Items from an interface collection
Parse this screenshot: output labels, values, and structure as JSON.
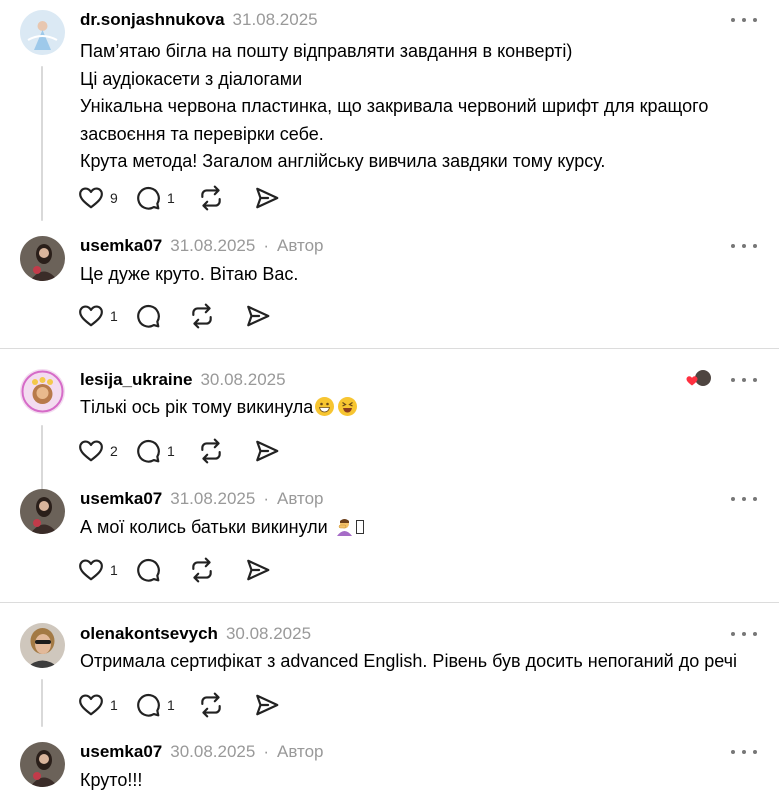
{
  "threads": [
    {
      "comment": {
        "username": "dr.sonjashnukova",
        "date": "31.08.2025",
        "lines": [
          "Пам’ятаю бігла на пошту відправляти завдання в конверті)",
          "Ці аудіокасети з діалогами",
          "Унікальна червона пластинка, що закривала червоний шрифт для кращого",
          "засвоєння та перевірки себе.",
          "Крута метода! Загалом англійську вивчила завдяки тому курсу."
        ],
        "likes": "9",
        "replies": "1"
      },
      "reply": {
        "username": "usemka07",
        "date": "31.08.2025",
        "author_label": "Автор",
        "separator": "·",
        "text": "Це дуже круто. Вітаю Вас.",
        "likes": "1"
      }
    },
    {
      "comment": {
        "username": "lesija_ukraine",
        "date": "30.08.2025",
        "text": "Тількі ось рік тому викинула",
        "emojis": [
          "grinning-face-emoji",
          "laughing-squinting-face-emoji"
        ],
        "likes": "2",
        "replies": "1",
        "liked_by_author": true
      },
      "reply": {
        "username": "usemka07",
        "date": "31.08.2025",
        "author_label": "Автор",
        "separator": "·",
        "text": "А мої колись батьки викинули",
        "emojis": [
          "person-facepalming-emoji",
          "missing-glyph-box"
        ],
        "likes": "1"
      }
    },
    {
      "comment": {
        "username": "olenakontsevych",
        "date": "30.08.2025",
        "text": "Отримала сертифікат з advanced English. Рівень був досить непоганий до речі",
        "likes": "1",
        "replies": "1"
      },
      "reply": {
        "username": "usemka07",
        "date": "30.08.2025",
        "author_label": "Автор",
        "separator": "·",
        "text": "Круто!!!"
      }
    }
  ],
  "colors": {
    "text": "#000000",
    "muted": "#999999",
    "icon": "#333333",
    "divider": "#dcdcdc",
    "thread_line": "#d9d9d9",
    "heart_red": "#ff3040"
  },
  "icons": {
    "like": "heart-outline-icon",
    "reply": "speech-bubble-icon",
    "repost": "repost-arrows-icon",
    "share": "paper-plane-icon",
    "more": "more-dots-icon"
  }
}
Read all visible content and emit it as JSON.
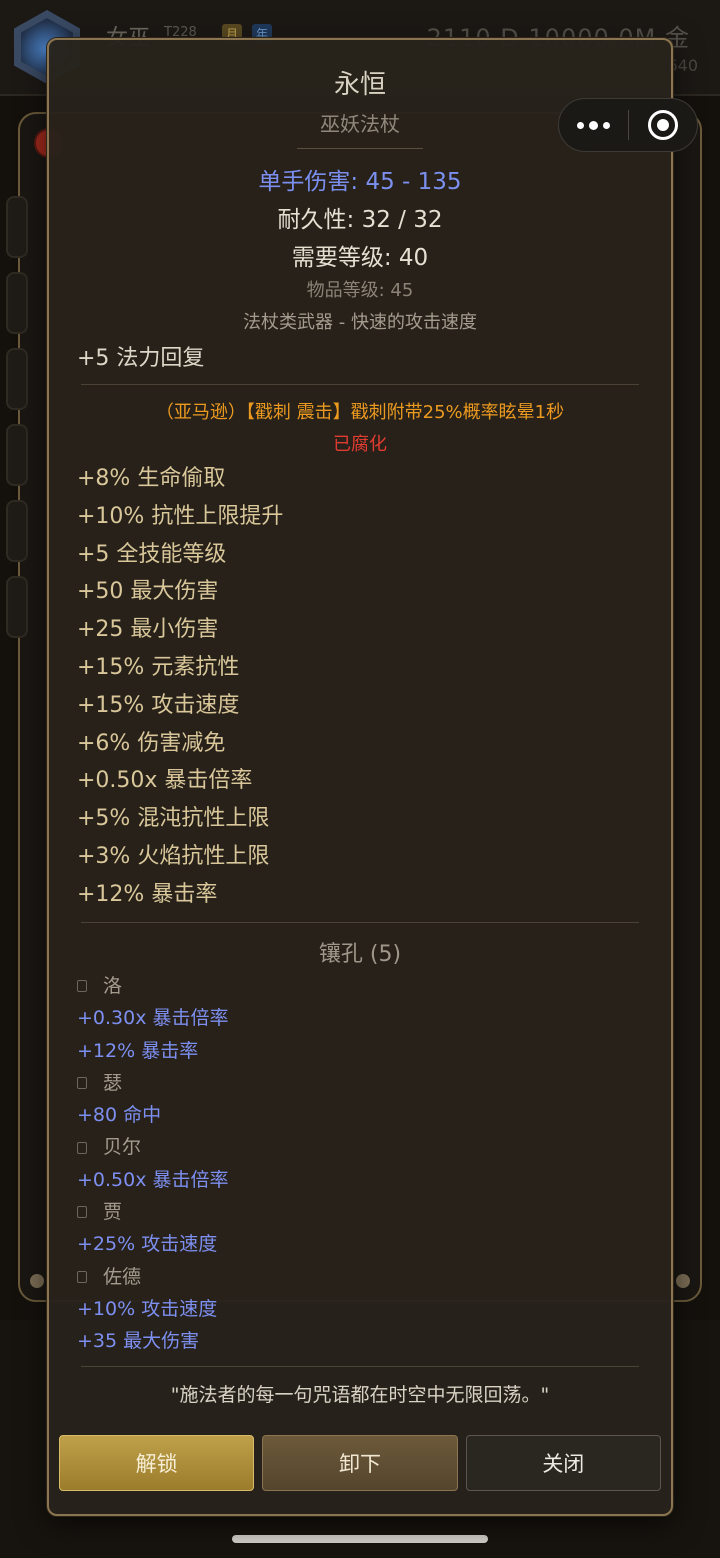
{
  "background": {
    "player_name": "女巫",
    "level": "T228",
    "tags": [
      "月",
      "年"
    ],
    "currency": "2110 D   10000.0M 金",
    "sub_value": "640"
  },
  "item": {
    "name": "永恒",
    "type": "巫妖法杖",
    "damage": "单手伤害: 45 - 135",
    "durability": "耐久性: 32 / 32",
    "required_level": "需要等级: 40",
    "item_level": "物品等级: 45",
    "weapon_class": "法杖类武器 - 快速的攻击速度",
    "base_mod": "+5 法力回复",
    "legendary_affix": "（亚马逊）【戳刺 震击】戳刺附带25%概率眩晕1秒",
    "corrupted": "已腐化",
    "mods": [
      "+8% 生命偷取",
      "+10% 抗性上限提升",
      "+5 全技能等级",
      "+50 最大伤害",
      "+25 最小伤害",
      "+15% 元素抗性",
      "+15% 攻击速度",
      "+6% 伤害减免",
      "+0.50x 暴击倍率",
      "+5% 混沌抗性上限",
      "+3% 火焰抗性上限",
      "+12% 暴击率"
    ],
    "sockets_title": "镶孔 (5)",
    "runes": [
      {
        "name": "洛",
        "stats": [
          "+0.30x 暴击倍率",
          "+12% 暴击率"
        ]
      },
      {
        "name": "瑟",
        "stats": [
          "+80 命中"
        ]
      },
      {
        "name": "贝尔",
        "stats": [
          "+0.50x 暴击倍率"
        ]
      },
      {
        "name": "贾",
        "stats": [
          "+25% 攻击速度"
        ]
      },
      {
        "name": "佐德",
        "stats": [
          "+10% 攻击速度",
          "+35 最大伤害"
        ]
      }
    ],
    "quote": "\"施法者的每一句咒语都在时空中无限回荡。\""
  },
  "buttons": {
    "unlock": "解锁",
    "unequip": "卸下",
    "close": "关闭"
  },
  "colors": {
    "damage_blue": "#7b8ff0",
    "legendary_orange": "#ec9a1f",
    "corrupted_red": "#e23b30",
    "mod_gold": "#d9c79a",
    "unlock_gold": "#bfa04a"
  }
}
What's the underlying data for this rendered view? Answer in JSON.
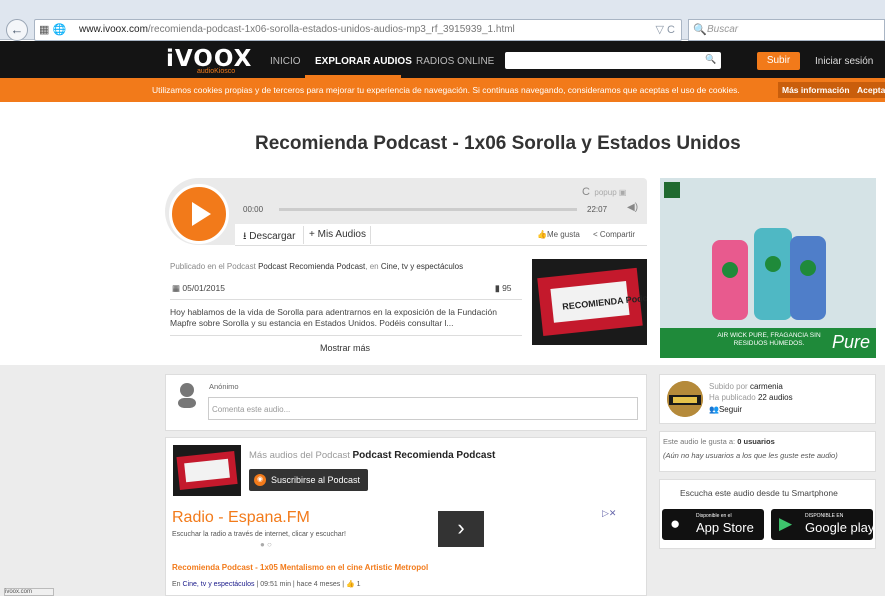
{
  "browser": {
    "url_domain": "www.ivoox.com",
    "url_path": "/recomienda-podcast-1x06-sorolla-estados-unidos-audios-mp3_rf_3915939_1.html",
    "search_placeholder": "Buscar",
    "back_glyph": "←",
    "reload_glyph": "▽ C"
  },
  "nav": {
    "logo": "iVOOX",
    "logo_sub": "audioKiosco",
    "links": [
      "INICIO",
      "EXPLORAR AUDIOS",
      "RADIOS ONLINE"
    ],
    "search_button": "🔍",
    "upload": "Subir",
    "login": "Iniciar sesión"
  },
  "cookies": {
    "text": "Utilizamos cookies propias y de terceros para mejorar tu experiencia de navegación. Si continuas navegando, consideramos que aceptas el uso de cookies.",
    "more_info": "Más información",
    "accept": "Aceptar"
  },
  "page": {
    "title": "Recomienda Podcast - 1x06 Sorolla y Estados Unidos"
  },
  "player": {
    "time_start": "00:00",
    "time_end": "22:07",
    "progress": 0,
    "popup_label": "popup",
    "download": "Descargar",
    "my_audios": "+ Mis Audios",
    "like": "Me gusta",
    "share": "Compartir"
  },
  "info": {
    "published_prefix": "Publicado en el Podcast",
    "podcast_name": "Podcast Recomienda Podcast",
    "category_prefix": "en",
    "category": "Cine, tv y espectáculos",
    "date": "05/01/2015",
    "plays": "95",
    "description": "Hoy hablamos de la vida de Sorolla para adentrarnos en la exposición de la Fundación Mapfre sobre Sorolla y su estancia en Estados Unidos. Podéis consultar l...",
    "show_more": "Mostrar más",
    "thumb_text": "RECOMIENDA Podcast"
  },
  "ad": {
    "band_text": "AIR WICK PURE, FRAGANCIA SIN RESIDUOS HÚMEDOS.",
    "brand": "Pure"
  },
  "comment": {
    "user": "Anónimo",
    "placeholder": "Comenta este audio..."
  },
  "more_audios": {
    "label": "Más audios del Podcast",
    "podcast": "Podcast Recomienda Podcast",
    "subscribe": "Suscribirse al Podcast"
  },
  "radio_ad": {
    "title": "Radio - Espana.FM",
    "subtitle": "Escuchar la radio a través de internet, clicar y escuchar!",
    "arrow": "›",
    "close": "▷✕"
  },
  "episode": {
    "title": "Recomienda Podcast - 1x05 Mentalismo en el cine Artistic Metropol",
    "prefix": "En",
    "category": "Cine, tv y espectáculos",
    "meta": "| 09:51 min | hace 4 meses | 👍 1"
  },
  "uploader": {
    "uploaded_by": "Subido por",
    "user": "carmenia",
    "has_published": "Ha publicado",
    "count": "22 audios",
    "follow": "Seguir"
  },
  "likes": {
    "prefix": "Este audio le gusta a:",
    "count": "0 usuarios",
    "note": "(Aún no hay usuarios a los que les guste este audio)"
  },
  "apps": {
    "title": "Escucha este audio desde tu Smartphone",
    "appstore_small": "Disponible en el",
    "appstore": "App Store",
    "google_small": "DISPONIBLE EN",
    "google": "Google play"
  },
  "status": {
    "text": "ivoox.com"
  }
}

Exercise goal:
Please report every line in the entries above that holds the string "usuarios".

Task response:
    "count": "0 usuarios",
    "note": "(Aún no hay usuarios a los que les guste este audio)"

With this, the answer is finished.